Initializes a new instance of the CultureInfo class based on the culture specified by the culture identifier.
Assembly: mscorlib (in mscorlib.dll)
Predefined culture identifiers are listed in the National Language Support (NLS) API Reference at the Go Global Developer Center.
In most cases, the culture parameter is mapped to the corresponding National Language Support (NLS) locale identifier. The value of the culture parameter becomes the value of the LCID property of the new CultureInfo.
We recommend that you call the locale name constructor CultureInfo.CultureInfo, because locale names are preferable to LCIDs. For custom locales, a locale name is required.
The user might choose to override some of the values associated with the current culture of Windows through the regional and language options portion of Control Panel. For example, the user might choose to display the date in a different format or to use a currency other than the default for the culture. If the specified culture identifier matches the culture identifier of the current Windows culture, this constructor creates a CultureInfo that uses those overrides, including user settings for the properties of the DateTimeFormatInfo instance returned by the DateTimeFormat property, and the properties of the NumberFormatInfo instance returned by the NumberFormat property. If the user settings are incompatible with the culture associated with the CultureInfo (for example, if the selected calendar is not one of the OptionalCalendars) the results of the methods and the values of the properties are undefined.
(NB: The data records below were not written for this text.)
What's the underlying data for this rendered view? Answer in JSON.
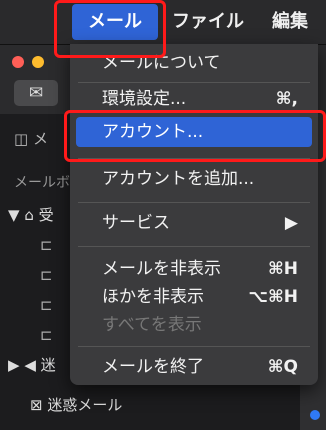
{
  "menubar": {
    "apple_icon": "apple-logo-icon",
    "items": [
      {
        "label": "メール"
      },
      {
        "label": "ファイル"
      },
      {
        "label": "編集"
      }
    ]
  },
  "window": {
    "envelope_icon": "envelope-icon",
    "sidebar_label": "メールボ",
    "row_prefix": "メ",
    "rows": [
      {
        "label": "受"
      },
      {
        "label": "迷"
      },
      {
        "label": "迷惑メール"
      }
    ]
  },
  "menu": {
    "items": [
      {
        "label": "メールについて",
        "shortcut": ""
      },
      {
        "label": "環境設定...",
        "shortcut": "⌘,"
      },
      {
        "label": "アカウント...",
        "shortcut": ""
      },
      {
        "label": "アカウントを追加...",
        "shortcut": ""
      },
      {
        "label": "サービス",
        "shortcut": "▶"
      },
      {
        "label": "メールを非表示",
        "shortcut": "⌘H"
      },
      {
        "label": "ほかを非表示",
        "shortcut": "⌥⌘H"
      },
      {
        "label": "すべてを表示",
        "shortcut": ""
      },
      {
        "label": "メールを終了",
        "shortcut": "⌘Q"
      }
    ]
  },
  "colors": {
    "highlight": "#2f64d6",
    "annotation_red": "#ff1a1a"
  }
}
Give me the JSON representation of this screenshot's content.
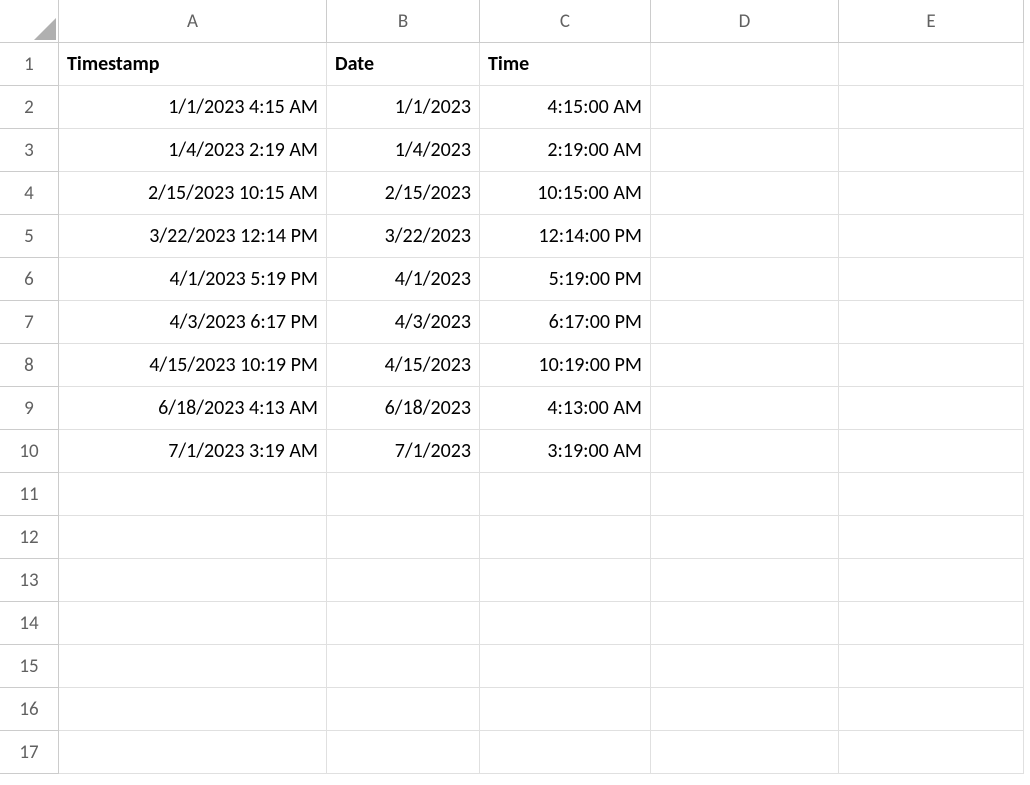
{
  "columns": [
    "A",
    "B",
    "C",
    "D",
    "E"
  ],
  "rowCount": 17,
  "headers": {
    "A": "Timestamp",
    "B": "Date",
    "C": "Time"
  },
  "rows": [
    {
      "timestamp": "1/1/2023 4:15 AM",
      "date": "1/1/2023",
      "time": "4:15:00 AM"
    },
    {
      "timestamp": "1/4/2023 2:19 AM",
      "date": "1/4/2023",
      "time": "2:19:00 AM"
    },
    {
      "timestamp": "2/15/2023 10:15 AM",
      "date": "2/15/2023",
      "time": "10:15:00 AM"
    },
    {
      "timestamp": "3/22/2023 12:14 PM",
      "date": "3/22/2023",
      "time": "12:14:00 PM"
    },
    {
      "timestamp": "4/1/2023 5:19 PM",
      "date": "4/1/2023",
      "time": "5:19:00 PM"
    },
    {
      "timestamp": "4/3/2023 6:17 PM",
      "date": "4/3/2023",
      "time": "6:17:00 PM"
    },
    {
      "timestamp": "4/15/2023 10:19 PM",
      "date": "4/15/2023",
      "time": "10:19:00 PM"
    },
    {
      "timestamp": "6/18/2023 4:13 AM",
      "date": "6/18/2023",
      "time": "4:13:00 AM"
    },
    {
      "timestamp": "7/1/2023 3:19 AM",
      "date": "7/1/2023",
      "time": "3:19:00 AM"
    }
  ]
}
If the specified culture identifier does not match the identifier of the current Windows culture, this constructor creates a CultureInfo that uses the default values for the specified culture.
The UseUserOverride property is always set to true.
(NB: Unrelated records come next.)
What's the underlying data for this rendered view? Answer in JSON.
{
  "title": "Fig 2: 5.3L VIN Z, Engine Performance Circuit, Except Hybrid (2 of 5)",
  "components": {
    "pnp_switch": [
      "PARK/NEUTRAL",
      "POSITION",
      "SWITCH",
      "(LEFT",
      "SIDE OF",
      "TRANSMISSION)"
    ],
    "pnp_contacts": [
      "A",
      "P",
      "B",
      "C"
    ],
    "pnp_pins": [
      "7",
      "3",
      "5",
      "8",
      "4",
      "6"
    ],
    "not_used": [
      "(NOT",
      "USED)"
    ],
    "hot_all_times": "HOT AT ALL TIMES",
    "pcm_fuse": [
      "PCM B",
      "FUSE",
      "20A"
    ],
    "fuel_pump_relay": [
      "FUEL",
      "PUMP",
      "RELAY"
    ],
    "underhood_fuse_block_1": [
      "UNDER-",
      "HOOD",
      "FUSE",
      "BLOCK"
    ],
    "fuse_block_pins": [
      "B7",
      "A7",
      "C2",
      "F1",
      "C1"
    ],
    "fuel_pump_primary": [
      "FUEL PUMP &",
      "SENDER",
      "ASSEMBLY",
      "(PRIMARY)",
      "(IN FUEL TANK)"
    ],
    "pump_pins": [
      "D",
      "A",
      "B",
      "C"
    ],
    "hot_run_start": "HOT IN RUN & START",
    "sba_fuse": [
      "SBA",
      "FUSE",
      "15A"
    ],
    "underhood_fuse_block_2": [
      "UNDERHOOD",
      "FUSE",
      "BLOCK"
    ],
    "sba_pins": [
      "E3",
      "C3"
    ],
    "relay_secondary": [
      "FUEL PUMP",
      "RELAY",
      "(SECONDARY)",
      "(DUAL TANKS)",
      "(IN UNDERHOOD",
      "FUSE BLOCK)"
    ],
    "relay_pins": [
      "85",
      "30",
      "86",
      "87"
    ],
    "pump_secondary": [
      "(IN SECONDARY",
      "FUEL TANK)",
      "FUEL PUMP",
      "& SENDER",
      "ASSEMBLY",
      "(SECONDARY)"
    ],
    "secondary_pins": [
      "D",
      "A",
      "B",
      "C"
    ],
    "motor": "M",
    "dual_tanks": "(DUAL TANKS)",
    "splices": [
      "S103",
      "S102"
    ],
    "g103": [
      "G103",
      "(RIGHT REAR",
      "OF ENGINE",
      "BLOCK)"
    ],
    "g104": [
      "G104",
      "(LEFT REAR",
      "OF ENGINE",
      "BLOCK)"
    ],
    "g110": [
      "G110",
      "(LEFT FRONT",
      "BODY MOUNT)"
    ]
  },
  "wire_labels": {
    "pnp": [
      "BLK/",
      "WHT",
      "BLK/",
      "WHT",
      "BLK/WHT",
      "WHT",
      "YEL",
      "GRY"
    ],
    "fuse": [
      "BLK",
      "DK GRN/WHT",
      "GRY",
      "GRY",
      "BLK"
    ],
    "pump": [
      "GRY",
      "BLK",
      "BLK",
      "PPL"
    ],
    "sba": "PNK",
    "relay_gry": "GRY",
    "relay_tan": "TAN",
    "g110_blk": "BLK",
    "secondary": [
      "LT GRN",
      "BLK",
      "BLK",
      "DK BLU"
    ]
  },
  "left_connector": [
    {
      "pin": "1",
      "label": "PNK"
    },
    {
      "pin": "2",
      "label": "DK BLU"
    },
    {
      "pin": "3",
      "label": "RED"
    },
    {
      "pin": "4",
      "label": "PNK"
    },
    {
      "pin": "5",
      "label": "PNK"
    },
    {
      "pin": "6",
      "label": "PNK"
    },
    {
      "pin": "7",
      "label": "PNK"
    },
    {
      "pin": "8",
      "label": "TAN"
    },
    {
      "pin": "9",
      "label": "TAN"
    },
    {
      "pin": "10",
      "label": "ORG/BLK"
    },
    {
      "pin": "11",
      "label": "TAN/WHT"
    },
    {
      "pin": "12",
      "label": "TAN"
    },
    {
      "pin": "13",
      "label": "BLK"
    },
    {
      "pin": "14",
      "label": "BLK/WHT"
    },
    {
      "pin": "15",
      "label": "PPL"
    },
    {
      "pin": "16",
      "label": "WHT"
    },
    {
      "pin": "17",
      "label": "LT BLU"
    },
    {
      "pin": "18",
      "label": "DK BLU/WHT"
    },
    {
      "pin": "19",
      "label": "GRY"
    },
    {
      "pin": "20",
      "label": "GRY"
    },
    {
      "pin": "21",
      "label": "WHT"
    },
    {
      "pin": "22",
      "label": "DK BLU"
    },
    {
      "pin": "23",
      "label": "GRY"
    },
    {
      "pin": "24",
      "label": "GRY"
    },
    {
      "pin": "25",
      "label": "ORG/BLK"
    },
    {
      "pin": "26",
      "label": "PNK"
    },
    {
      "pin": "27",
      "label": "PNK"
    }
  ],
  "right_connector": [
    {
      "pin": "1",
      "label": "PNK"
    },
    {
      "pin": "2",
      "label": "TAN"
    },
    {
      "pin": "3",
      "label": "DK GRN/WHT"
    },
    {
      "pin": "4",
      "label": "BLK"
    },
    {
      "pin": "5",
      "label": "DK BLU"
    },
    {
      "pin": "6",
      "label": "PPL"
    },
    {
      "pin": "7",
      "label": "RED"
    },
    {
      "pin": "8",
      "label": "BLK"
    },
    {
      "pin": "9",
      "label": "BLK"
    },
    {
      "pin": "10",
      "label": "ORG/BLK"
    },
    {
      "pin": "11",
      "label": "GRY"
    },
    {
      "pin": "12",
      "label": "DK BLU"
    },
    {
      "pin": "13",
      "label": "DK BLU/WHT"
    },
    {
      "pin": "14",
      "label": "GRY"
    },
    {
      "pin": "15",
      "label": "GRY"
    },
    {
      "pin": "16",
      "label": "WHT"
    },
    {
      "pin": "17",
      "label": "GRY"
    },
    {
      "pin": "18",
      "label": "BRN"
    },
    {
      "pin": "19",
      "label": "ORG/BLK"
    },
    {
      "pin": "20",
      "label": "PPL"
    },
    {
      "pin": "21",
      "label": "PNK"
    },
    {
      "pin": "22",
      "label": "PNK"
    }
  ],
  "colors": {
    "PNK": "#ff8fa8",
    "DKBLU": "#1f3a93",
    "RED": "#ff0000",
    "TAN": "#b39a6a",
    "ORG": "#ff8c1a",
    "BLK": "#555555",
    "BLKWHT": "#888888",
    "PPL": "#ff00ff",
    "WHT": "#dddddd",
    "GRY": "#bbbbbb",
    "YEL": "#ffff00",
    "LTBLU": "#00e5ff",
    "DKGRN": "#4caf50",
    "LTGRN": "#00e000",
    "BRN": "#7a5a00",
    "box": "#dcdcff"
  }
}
For example, suppose that Arabic (Saudi Arabia) is the current Windows culture and the user has changed the calendar from Hijri to Gregorian.
For cultures that use the euro, the .NET Framework and Windows XP set the default currency as euro. However, older versions of Windows do not. Therefore, if the user of an older version of Windows has not changed the currency setting through the regional and language options portion of Control Panel, the currency might be incorrect. To use the .NET Framework default setting for the currency, the application should use a CultureInfo constructor overload that accepts a useUserOverride parameter and set it to false.
For backwards compatibility, a culture constructed using a culture parameter of 0x0004 or 0x7c04 will have a Name property of zh-CHS or zh-CHT, respectively. You should instead prefer to construct the culture using the current standard culture names of zh-Hans or zh-Hant, unless you have a reason for using the older names.
The .NET Framework 3.5 and earlier versions throw an ArgumentException if culture is not a valid culture identifier. Starting with the .NET Framework 4, this constructor throws a CultureNotFoundException. Starting with apps that run under the .NET Framework 4 or later on Windows 7 or later, the method attempts to retrieve a CultureInfo object whose identifier is culture from the operating system; if the operating system does not support that culture, the method throws a CultureNotFoundException exception.